The Pilot wrote to Birch, “such is the account of this Coolie shipment, who were generally composed of ignorant creatures from the interior, kidnapped or cajoled away for the benefit of a set of crimps who laugh at humanity for the sake of profit. In this ship alone, the captain, doctor and myself calculated that they had made upwards of 12,000 rupees on this shipment.”
In his presentation to the Committee conducting a related hearing, he revealed the agony of the detained “coolies” who were separated forcibly from their elderly relatives. “From the trouble and distress occasioned by the separation, I should believe that the aged men, and others of their families, owed their subsistence to their children; and many aged and decrepid men must have starved, I conceive, unless they found those took compassion upon them; the peons only allowed the young and strong and able-bodied men to go; but their families had apparently received promises to be allowed to accompany their children.”
Questioned whether the “coolie” passengers appeared unwilling to proceed, Dyer would reply: “Generally speaking, I would say they were not; the men appeared to have no conception as to where they were going, or the length of the voyage; they said they had been told (I suppose by the duffadars – junior police officers who served as security) that they were to go on board for two or three days, and then land and march the remainder of the journey.

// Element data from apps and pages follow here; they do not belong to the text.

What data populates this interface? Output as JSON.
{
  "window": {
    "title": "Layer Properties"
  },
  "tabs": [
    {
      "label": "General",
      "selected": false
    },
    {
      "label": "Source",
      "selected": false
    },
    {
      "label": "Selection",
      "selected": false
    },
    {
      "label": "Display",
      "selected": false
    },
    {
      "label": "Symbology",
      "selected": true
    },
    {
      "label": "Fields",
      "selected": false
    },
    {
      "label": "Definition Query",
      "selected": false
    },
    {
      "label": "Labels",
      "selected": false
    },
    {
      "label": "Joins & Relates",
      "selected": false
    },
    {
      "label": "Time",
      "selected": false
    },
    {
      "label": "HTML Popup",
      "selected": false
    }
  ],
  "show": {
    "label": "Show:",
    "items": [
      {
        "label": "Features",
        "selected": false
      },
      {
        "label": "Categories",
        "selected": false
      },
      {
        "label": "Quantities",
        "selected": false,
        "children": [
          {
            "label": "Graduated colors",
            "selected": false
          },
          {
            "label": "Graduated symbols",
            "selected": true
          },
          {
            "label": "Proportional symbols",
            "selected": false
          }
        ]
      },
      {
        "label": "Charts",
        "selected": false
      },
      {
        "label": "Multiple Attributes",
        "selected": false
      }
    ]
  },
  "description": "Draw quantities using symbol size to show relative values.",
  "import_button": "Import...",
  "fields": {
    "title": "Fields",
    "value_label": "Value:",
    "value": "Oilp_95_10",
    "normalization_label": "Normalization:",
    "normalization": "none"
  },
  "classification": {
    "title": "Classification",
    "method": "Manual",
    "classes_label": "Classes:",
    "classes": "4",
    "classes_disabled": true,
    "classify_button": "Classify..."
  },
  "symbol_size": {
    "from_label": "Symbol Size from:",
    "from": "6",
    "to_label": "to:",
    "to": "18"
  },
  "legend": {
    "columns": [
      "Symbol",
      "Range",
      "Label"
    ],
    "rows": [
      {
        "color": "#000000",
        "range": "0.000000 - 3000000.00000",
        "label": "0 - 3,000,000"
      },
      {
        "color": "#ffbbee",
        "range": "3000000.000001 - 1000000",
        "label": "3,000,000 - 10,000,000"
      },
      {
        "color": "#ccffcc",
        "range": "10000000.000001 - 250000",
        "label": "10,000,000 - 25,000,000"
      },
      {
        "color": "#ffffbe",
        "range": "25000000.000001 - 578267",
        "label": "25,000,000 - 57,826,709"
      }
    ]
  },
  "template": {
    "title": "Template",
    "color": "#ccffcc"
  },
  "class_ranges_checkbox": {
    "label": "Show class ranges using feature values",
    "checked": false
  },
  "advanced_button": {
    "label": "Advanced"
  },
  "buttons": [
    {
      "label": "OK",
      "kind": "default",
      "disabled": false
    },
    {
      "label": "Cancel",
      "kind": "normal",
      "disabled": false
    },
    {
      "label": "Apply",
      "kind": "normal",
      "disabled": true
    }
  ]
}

They complained, generally, of being seduced from their own country by fine promises; and they had no idea, when they consented to come down, that they would of necessity lose caste. They complained, also, of being robbed of their advance on their way to the ghauts by the peons in charge. They mentioned that they had been kept in bands of 40 and 50 in the outskirts of the town, and particularly under Sree Kissen (Shri Krishna) Baboo in Bhowanipore.”
ID finds it ironic John Gladstone wrote his famous missive to Gillanders, mentioning an accident that confined him to his mansion and “from which I am now recovering,” accounting “for using my son’s pen for writing in place of my own.” Gladstone had observed a letter his son received “from Mr. Arbuthnot that he was sending a considerable number of a certain class of Bengalees, to be employed as labourers, to the Mauritius.”